SUPPLIED ENTRIES:
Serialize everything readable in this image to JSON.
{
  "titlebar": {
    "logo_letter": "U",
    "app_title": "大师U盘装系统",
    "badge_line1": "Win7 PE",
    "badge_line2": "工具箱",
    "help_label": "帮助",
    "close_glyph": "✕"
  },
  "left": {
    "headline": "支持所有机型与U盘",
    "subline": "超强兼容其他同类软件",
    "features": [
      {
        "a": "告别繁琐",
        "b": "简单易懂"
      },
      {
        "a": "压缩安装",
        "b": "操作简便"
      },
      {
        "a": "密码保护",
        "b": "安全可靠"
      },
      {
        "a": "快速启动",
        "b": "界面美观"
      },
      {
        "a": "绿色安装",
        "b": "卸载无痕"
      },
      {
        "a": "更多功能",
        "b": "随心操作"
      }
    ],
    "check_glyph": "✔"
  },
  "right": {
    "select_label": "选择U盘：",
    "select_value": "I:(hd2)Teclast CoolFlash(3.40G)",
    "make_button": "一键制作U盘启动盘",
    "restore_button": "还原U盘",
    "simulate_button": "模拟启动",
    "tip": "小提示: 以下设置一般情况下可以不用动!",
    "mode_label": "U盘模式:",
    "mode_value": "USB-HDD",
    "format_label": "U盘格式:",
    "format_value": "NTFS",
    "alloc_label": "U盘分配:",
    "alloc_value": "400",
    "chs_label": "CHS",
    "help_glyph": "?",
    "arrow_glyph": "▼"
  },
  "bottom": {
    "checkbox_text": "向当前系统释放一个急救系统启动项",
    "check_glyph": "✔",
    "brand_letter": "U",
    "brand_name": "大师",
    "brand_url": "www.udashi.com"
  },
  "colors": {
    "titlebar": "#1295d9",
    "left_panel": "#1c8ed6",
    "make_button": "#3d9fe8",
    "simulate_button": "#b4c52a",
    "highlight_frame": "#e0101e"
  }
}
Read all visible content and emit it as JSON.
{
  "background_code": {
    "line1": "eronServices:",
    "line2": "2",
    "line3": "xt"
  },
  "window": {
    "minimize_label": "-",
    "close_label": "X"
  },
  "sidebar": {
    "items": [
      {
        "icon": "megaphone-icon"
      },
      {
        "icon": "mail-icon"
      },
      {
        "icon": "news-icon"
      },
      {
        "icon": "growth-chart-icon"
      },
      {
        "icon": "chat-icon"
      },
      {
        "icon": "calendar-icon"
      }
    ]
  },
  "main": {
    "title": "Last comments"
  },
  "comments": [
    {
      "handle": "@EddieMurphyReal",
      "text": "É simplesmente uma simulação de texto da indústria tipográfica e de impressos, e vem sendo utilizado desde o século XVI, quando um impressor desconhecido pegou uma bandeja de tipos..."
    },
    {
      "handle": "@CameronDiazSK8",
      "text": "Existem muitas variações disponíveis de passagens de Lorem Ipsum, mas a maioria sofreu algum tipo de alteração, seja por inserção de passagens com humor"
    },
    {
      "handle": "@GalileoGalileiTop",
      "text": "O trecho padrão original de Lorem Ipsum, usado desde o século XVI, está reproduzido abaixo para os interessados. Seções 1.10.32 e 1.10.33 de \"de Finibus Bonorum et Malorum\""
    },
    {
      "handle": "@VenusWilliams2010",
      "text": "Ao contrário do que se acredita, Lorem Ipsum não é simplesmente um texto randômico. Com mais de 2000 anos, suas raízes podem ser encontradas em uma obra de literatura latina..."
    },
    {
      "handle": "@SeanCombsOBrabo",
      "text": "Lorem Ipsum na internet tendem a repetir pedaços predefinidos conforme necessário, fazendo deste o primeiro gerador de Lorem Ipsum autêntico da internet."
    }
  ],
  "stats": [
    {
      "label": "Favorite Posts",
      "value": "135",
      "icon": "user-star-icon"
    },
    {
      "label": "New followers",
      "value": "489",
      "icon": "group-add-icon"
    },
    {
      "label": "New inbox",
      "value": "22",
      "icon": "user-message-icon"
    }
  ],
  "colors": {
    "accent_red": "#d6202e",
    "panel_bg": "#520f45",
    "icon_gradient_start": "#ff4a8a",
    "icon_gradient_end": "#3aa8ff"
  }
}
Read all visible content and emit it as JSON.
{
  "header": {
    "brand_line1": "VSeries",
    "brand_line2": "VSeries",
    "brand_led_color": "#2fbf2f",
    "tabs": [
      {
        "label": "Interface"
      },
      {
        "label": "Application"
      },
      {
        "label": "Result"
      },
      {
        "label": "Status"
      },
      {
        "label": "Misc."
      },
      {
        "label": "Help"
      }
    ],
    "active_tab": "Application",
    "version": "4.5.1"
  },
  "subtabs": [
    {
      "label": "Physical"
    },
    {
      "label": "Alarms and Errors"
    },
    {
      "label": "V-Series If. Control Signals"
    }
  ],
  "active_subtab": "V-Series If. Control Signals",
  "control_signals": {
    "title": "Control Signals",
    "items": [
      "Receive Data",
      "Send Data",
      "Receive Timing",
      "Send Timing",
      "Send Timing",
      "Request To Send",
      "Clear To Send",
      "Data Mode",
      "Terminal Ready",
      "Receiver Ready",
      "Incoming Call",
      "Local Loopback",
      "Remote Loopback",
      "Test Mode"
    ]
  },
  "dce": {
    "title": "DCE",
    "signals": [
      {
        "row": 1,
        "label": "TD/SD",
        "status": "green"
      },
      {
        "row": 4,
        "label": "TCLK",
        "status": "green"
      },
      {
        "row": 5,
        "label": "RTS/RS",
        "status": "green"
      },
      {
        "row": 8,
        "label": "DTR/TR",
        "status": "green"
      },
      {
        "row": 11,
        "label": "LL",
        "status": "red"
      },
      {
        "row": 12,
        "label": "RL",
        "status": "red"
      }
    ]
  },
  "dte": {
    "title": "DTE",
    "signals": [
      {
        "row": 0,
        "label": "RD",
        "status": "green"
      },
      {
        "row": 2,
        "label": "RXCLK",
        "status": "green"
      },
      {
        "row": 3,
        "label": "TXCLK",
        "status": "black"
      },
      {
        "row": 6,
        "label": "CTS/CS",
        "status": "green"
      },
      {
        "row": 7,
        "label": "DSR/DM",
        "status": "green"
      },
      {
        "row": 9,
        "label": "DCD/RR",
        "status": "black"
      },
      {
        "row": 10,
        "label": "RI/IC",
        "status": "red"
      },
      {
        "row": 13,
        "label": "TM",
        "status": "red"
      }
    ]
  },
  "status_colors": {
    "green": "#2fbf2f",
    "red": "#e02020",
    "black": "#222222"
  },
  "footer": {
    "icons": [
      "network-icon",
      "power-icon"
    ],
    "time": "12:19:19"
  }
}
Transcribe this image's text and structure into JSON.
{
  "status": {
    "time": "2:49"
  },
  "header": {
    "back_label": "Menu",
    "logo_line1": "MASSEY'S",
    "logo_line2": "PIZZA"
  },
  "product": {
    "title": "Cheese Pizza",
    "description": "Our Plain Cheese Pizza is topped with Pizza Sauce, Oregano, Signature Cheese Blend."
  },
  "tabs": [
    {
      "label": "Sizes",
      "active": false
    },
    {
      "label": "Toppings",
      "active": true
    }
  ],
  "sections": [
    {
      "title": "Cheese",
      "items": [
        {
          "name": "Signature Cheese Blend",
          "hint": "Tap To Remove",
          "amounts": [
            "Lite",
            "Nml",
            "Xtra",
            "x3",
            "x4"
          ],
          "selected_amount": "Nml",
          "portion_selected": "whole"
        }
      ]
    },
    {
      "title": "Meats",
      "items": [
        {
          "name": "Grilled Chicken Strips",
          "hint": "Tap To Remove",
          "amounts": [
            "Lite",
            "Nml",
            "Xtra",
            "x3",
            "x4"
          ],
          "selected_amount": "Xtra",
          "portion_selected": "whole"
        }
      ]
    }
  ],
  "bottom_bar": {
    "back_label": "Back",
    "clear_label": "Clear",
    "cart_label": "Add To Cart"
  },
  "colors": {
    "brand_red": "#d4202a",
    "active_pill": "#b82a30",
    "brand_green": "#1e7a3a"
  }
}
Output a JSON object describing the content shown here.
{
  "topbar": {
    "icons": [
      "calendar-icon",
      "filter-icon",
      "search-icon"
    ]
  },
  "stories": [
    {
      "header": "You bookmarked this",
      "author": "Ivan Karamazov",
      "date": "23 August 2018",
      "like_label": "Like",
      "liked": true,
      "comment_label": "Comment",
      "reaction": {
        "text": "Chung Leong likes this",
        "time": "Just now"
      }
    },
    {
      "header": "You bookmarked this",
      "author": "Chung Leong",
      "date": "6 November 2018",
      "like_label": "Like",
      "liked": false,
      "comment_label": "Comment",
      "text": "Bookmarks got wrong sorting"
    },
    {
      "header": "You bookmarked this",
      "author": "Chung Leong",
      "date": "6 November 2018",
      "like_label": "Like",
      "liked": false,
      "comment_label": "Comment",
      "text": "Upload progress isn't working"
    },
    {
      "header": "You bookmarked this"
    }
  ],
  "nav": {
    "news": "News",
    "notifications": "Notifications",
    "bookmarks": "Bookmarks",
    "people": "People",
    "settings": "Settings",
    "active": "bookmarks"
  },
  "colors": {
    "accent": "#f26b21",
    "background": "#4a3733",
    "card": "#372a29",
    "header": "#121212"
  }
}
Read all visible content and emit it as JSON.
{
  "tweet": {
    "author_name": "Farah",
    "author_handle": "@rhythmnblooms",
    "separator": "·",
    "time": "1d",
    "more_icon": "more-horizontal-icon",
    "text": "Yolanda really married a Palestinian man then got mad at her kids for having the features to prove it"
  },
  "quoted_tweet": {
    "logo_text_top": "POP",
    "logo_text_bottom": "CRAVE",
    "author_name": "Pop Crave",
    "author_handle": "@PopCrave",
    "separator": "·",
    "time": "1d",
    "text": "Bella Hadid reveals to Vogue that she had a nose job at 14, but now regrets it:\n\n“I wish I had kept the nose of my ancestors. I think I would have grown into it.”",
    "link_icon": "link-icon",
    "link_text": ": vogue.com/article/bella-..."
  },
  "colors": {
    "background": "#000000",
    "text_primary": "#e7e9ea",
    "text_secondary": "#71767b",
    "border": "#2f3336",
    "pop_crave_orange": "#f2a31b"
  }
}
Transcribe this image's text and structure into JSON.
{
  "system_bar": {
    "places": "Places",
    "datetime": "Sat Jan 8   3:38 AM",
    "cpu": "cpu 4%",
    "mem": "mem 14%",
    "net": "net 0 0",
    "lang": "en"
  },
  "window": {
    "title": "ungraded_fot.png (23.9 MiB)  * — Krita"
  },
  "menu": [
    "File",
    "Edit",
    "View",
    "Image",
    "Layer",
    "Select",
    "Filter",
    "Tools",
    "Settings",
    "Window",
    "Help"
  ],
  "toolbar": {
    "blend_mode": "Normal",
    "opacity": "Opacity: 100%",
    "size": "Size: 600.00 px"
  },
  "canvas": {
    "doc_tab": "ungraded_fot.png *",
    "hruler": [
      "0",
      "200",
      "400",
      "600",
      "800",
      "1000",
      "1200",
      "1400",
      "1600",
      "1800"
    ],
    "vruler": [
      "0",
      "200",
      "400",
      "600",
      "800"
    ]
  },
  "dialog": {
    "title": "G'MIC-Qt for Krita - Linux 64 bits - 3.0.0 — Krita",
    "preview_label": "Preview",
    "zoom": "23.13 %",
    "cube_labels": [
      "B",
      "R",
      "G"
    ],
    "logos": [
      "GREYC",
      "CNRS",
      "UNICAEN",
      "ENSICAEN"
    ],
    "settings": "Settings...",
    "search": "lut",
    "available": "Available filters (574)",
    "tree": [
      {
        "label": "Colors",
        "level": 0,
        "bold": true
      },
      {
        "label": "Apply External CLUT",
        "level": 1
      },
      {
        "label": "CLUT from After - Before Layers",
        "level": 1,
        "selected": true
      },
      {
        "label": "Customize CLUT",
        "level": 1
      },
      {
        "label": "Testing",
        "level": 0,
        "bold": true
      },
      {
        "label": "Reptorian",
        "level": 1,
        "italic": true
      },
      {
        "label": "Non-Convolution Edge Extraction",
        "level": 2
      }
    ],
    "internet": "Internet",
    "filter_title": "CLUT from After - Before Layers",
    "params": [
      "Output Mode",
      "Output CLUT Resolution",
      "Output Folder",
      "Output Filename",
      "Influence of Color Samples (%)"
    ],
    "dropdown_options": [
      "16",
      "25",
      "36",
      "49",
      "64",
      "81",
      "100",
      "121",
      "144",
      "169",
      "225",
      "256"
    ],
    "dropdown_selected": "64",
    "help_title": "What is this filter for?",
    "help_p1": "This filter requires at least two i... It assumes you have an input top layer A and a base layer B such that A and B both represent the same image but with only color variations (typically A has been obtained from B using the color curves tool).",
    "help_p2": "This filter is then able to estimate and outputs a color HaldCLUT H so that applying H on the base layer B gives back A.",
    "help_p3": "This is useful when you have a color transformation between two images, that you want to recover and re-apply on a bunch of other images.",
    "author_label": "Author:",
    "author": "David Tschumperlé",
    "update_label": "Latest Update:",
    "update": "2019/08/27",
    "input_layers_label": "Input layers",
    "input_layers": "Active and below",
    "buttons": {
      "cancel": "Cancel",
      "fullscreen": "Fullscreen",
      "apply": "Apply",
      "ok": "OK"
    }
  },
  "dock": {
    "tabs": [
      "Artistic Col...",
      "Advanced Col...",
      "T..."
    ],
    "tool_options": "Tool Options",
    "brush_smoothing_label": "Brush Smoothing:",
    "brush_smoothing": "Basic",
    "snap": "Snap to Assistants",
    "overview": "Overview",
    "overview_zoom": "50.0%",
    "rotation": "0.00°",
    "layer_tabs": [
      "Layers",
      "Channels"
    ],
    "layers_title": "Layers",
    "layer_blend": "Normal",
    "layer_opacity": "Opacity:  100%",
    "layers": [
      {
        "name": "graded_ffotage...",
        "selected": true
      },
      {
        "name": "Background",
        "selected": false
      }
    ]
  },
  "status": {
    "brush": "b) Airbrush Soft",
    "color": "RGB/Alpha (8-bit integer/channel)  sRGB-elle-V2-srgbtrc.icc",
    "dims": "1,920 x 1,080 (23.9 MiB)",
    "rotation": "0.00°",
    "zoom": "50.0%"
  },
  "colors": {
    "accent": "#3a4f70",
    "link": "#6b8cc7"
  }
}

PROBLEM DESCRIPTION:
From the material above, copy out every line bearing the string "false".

SOLUTION:
      "active": false
      "liked": false,
      "liked": false,
        "selected": false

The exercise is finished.